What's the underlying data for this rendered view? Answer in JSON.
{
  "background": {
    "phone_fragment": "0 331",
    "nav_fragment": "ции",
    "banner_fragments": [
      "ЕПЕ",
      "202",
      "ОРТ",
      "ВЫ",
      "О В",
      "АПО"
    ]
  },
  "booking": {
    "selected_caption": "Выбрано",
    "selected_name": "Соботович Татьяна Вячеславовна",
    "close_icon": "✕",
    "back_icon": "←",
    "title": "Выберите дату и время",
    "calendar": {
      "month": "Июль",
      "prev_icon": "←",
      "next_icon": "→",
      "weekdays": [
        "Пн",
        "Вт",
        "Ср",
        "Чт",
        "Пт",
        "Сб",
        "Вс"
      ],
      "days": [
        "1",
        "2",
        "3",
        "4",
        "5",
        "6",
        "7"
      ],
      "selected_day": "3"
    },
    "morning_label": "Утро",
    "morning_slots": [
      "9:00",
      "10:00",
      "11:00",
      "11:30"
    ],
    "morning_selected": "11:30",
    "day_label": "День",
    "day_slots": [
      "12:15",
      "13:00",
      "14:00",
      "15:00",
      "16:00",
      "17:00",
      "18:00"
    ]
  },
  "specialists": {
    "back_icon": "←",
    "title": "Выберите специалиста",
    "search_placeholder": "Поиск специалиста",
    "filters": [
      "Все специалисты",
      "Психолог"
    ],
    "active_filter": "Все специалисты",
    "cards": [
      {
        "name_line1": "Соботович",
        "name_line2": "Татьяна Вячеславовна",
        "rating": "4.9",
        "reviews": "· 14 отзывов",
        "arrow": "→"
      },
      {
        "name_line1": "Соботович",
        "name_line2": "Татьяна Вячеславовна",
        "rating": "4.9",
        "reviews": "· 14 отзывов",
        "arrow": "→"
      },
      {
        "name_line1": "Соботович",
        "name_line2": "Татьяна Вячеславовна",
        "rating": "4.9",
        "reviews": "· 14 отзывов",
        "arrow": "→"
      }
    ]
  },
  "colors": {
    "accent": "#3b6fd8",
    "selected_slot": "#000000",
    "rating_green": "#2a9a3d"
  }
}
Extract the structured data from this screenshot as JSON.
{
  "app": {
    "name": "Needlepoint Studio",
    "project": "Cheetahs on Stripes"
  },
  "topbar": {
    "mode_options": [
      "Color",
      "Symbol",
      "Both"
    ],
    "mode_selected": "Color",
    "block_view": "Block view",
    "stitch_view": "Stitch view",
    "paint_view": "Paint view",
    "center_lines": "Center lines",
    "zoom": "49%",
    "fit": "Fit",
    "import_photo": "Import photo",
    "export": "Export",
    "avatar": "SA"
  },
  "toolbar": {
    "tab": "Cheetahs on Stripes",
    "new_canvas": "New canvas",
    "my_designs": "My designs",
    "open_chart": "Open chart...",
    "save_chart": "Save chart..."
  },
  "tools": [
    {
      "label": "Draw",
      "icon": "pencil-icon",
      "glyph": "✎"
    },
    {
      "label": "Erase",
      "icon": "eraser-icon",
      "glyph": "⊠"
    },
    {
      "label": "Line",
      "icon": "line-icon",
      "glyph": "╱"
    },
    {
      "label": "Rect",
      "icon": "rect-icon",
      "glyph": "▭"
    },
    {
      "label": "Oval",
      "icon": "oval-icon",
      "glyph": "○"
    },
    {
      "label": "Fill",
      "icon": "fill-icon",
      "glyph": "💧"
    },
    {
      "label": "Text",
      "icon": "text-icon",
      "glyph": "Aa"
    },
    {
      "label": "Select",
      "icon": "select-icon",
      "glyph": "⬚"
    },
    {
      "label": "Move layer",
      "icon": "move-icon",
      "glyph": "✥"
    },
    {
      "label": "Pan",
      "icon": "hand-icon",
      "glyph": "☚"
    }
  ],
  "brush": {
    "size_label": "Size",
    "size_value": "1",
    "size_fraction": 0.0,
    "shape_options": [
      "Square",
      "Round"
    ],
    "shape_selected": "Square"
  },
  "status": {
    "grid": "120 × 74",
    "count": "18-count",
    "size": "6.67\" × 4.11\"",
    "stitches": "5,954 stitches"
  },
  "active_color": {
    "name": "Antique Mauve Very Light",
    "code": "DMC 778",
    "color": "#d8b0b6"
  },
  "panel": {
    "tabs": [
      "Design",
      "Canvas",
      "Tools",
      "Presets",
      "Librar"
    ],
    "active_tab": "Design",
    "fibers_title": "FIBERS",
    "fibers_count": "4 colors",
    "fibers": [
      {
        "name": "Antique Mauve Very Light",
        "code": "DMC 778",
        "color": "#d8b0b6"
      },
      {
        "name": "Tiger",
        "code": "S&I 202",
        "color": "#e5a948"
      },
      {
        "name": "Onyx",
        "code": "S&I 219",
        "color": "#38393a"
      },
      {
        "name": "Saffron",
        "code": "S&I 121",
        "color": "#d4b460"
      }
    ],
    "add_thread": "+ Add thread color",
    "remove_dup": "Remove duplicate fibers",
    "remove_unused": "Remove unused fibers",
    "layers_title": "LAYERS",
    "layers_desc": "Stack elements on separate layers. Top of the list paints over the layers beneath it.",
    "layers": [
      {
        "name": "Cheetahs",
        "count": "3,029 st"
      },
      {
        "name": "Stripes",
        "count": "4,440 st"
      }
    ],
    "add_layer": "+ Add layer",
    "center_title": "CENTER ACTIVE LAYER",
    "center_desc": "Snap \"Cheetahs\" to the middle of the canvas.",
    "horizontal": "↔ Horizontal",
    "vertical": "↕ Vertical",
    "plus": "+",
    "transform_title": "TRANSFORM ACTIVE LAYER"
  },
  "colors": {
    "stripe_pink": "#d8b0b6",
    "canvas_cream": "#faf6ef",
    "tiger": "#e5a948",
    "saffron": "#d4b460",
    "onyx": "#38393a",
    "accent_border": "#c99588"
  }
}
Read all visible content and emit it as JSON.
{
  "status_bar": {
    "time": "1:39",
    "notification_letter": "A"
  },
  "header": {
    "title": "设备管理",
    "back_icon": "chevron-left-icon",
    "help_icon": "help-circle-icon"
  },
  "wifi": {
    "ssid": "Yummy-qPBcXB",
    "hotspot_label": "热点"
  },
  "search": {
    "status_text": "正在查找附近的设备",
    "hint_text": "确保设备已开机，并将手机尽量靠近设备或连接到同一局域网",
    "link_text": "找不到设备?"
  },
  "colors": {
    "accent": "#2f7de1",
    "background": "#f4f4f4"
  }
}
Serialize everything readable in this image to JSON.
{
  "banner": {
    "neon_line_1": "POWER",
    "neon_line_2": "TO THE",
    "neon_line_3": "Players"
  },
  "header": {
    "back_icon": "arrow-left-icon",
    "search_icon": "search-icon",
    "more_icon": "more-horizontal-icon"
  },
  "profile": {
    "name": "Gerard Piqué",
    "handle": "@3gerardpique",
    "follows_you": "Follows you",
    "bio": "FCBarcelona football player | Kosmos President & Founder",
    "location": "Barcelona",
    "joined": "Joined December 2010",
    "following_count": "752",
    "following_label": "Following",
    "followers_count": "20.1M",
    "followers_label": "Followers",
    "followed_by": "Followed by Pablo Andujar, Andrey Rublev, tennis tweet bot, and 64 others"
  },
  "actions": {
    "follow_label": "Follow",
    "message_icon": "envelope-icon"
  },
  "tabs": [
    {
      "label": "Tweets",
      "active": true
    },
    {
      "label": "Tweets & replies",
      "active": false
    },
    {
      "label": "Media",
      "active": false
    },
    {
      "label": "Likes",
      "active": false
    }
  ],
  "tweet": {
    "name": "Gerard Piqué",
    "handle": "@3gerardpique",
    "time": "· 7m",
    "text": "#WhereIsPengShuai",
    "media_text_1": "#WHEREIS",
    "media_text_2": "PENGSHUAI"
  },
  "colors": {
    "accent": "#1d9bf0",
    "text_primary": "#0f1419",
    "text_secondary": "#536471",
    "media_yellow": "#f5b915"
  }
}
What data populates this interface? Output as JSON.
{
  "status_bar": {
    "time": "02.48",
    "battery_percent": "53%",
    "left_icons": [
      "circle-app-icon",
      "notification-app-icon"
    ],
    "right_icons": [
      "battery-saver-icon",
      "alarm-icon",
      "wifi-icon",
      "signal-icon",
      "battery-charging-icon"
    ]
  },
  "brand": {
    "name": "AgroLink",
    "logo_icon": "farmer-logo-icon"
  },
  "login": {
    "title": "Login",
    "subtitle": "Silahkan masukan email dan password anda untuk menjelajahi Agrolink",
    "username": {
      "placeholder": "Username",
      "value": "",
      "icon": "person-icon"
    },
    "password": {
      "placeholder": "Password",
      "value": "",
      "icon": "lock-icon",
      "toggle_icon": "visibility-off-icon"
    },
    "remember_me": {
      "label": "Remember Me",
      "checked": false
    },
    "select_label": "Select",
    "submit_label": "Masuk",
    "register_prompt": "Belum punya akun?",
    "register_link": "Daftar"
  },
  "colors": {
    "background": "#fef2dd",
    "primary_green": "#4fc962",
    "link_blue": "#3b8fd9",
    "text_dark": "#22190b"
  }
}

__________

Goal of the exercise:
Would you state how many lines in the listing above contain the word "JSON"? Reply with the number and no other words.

Solved exercise:
5